The Coopernook Public School community is dizzy with excitement.
School principal Tania Gilchrist and six year 5/6 students are travelling to Melbourne next month after two teams from the school were announced winners in the inaugural Kidpreneur Challenge.
“They’re just beside themselves,” Mrs Gilchrist said on behalf of her students.
“Most of them haven’t ever been on a plane, and three of them are indigenous students.”
The Challenge is a national competition to unearth Australian’s youngest kidpreneurs, aged 9-12 years, and is run by social enterprise Club Kidpreneur Foundation.
Coopernook Public School’s wins are spectacular, considering only 10 teams Australia wide were selected as winners.
More than 2000 students across the country entered the competition, and the top 50 teams progressed to the judging finals.
In those top 50 teams were all seven teams from Coopernook Public School – comprising every single student in year 5/6.
Led by Mrs Gilchrist, the teams of three built micro-businesses for the Challenge, sold products at a market, donated the profits to charity, and pitched their idea to entrepreneurs with videos.
The two winning Coopernook ‘businesses’ were Caplures, making and selling fishing lures made from recycling bottle caps, and Jewletastic, creating polished stone and leather necklaces.
Ty Wallace was the mastermind behind Caplures, and his two fishing-loving classmates Shawn Drury and Kaios Baker were right behind the idea.
The boys were sick of having to buy expensive lures that kept breaking and wanted to find a way they could make their own.
Mrs Gilchrist, who is a keen angler, tested the product for quality control and caught nine rainbow trout in once session.

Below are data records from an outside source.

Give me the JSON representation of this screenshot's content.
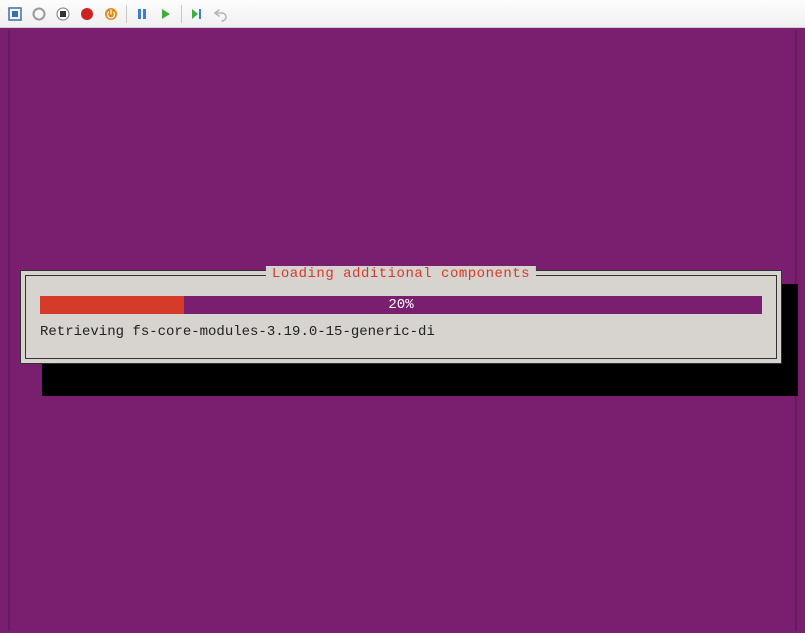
{
  "toolbar": {
    "items": [
      {
        "name": "manager-icon"
      },
      {
        "name": "circle-gray-icon"
      },
      {
        "name": "stop-icon"
      },
      {
        "name": "record-icon"
      },
      {
        "name": "power-icon"
      },
      {
        "sep": true
      },
      {
        "name": "pause-icon"
      },
      {
        "name": "play-icon"
      },
      {
        "sep": true
      },
      {
        "name": "step-icon"
      },
      {
        "name": "undo-icon"
      }
    ]
  },
  "installer": {
    "title": "Loading additional components",
    "progress_percent": 20,
    "progress_label": "20%",
    "status": "Retrieving fs-core-modules-3.19.0-15-generic-di"
  },
  "colors": {
    "bg": "#7a1f6f",
    "accent_red": "#d43b28",
    "panel": "#d7d3cf"
  }
}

Bantiva Baker, Madison Gill and William Harper make up the Jeweltastic team, with Bantiva being the mind behind the product. They said that, as kids, they are given a lot of cheap jewellery that breaks, and they wanted to produce a product that was long lasting, durable and affordable.
After news of the wins was aired on local television stations, the teams soon sold out of product, with viewers phoning the school to place orders.
“It was 10 weeks of hard work,” Mrs Gilchrist said, and the trip to Melbourne is an exciting reward for that work.
In Melbourne the students will have a money-can’t-buy business experience, the ‘Kidpreneur-in-Residence Internship’ at Moose Headquarters.
They will spend the day with product engineers and a marketing team exploring behind the scenes of Australia’s fourth largest toy company.
While there, each team will be presented with their prize, to go to their school, of a computer, 3D scanner and printer, valued at $4589. As Coopernook has two winning teams, this means they receive this package times two, an important gain for the school.
“We’d never be able to afford anything like that,” Mrs Gilchrist said.
To help the kids get to Melbourne, the Manning Valley Business Chamber generously donated $1200 which is the entirety of the airfares, something Mrs Gilchrist is extremely grateful for.